* _WHAT IS EXPECTED_
Every line below that holds the word "true" must be listed.

* _TASK INPUT_
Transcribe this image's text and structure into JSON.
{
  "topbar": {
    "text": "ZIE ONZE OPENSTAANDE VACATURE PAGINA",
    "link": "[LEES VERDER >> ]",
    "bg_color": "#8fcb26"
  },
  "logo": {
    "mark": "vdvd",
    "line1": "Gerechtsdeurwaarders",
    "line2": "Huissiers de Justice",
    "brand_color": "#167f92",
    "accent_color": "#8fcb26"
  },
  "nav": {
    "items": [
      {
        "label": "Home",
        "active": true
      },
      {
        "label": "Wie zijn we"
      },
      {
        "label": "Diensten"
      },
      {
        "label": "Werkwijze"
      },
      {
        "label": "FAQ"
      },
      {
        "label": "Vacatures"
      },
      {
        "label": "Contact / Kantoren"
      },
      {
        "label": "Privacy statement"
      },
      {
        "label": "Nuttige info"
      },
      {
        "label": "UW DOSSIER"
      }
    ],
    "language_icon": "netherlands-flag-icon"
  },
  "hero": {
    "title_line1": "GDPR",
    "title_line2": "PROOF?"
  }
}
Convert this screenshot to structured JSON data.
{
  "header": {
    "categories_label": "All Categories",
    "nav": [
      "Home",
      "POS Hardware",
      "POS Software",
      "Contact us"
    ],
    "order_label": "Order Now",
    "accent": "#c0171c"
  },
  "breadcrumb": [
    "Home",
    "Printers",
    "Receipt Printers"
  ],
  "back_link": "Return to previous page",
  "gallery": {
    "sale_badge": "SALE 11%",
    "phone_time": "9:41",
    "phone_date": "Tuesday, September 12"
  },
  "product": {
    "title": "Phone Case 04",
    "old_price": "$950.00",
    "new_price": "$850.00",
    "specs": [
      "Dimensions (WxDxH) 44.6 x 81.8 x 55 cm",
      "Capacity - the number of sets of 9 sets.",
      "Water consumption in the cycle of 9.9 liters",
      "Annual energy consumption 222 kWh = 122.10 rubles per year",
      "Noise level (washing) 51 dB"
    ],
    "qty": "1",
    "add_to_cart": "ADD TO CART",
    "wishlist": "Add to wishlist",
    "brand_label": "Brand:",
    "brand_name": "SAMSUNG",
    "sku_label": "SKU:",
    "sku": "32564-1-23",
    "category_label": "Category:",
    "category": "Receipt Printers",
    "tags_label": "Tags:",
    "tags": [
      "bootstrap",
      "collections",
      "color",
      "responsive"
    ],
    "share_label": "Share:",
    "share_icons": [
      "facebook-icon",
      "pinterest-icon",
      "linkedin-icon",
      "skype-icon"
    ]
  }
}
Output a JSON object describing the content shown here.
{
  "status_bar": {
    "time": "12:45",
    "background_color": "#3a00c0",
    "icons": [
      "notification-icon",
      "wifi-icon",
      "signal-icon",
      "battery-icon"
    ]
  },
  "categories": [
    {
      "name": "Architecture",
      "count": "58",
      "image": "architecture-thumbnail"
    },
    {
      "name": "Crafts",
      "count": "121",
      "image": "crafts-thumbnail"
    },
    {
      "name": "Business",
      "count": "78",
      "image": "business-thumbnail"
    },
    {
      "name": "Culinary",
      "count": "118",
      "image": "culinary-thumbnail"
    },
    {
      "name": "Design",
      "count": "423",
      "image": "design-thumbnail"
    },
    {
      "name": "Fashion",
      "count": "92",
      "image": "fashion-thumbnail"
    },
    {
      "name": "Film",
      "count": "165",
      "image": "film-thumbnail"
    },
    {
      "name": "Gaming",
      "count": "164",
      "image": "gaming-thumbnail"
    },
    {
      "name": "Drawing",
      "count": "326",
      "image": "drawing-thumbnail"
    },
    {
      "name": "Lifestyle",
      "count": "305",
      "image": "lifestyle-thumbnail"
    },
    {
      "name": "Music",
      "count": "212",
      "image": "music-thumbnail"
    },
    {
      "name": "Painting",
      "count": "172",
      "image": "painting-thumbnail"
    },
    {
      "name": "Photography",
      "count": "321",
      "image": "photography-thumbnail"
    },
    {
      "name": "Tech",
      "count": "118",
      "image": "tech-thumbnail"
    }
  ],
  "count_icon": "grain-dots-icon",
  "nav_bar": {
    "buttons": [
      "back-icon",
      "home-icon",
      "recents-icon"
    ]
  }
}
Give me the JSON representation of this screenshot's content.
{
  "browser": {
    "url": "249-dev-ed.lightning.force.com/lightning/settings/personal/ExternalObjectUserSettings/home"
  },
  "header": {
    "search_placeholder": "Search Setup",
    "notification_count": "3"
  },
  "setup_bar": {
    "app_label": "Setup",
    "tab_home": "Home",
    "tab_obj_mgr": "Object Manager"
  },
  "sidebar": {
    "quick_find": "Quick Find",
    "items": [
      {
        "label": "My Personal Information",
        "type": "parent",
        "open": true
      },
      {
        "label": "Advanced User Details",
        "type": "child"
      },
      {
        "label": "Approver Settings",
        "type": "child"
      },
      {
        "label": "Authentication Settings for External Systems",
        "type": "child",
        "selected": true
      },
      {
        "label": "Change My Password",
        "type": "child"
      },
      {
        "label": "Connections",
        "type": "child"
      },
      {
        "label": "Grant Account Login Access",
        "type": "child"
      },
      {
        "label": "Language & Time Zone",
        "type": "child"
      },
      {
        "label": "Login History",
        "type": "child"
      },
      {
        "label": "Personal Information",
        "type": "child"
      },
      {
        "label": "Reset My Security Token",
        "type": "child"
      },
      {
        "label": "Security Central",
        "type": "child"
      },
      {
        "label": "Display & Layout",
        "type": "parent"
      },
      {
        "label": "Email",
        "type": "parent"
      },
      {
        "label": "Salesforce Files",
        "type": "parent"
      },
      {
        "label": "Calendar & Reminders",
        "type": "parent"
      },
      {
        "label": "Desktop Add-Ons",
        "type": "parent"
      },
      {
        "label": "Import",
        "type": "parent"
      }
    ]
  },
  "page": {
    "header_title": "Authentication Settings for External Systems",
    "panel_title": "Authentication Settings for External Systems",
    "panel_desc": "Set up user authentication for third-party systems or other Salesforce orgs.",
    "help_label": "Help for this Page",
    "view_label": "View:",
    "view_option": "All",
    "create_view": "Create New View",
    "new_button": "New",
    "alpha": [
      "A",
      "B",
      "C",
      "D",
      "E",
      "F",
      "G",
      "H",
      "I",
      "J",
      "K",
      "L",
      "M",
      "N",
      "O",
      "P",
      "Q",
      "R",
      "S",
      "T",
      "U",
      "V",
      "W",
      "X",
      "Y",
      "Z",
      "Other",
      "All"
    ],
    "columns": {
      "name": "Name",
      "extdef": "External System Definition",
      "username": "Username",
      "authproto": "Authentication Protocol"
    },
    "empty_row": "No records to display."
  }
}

* _ANSWER SPACE_
        "active": true
        "open": true
        "selected": true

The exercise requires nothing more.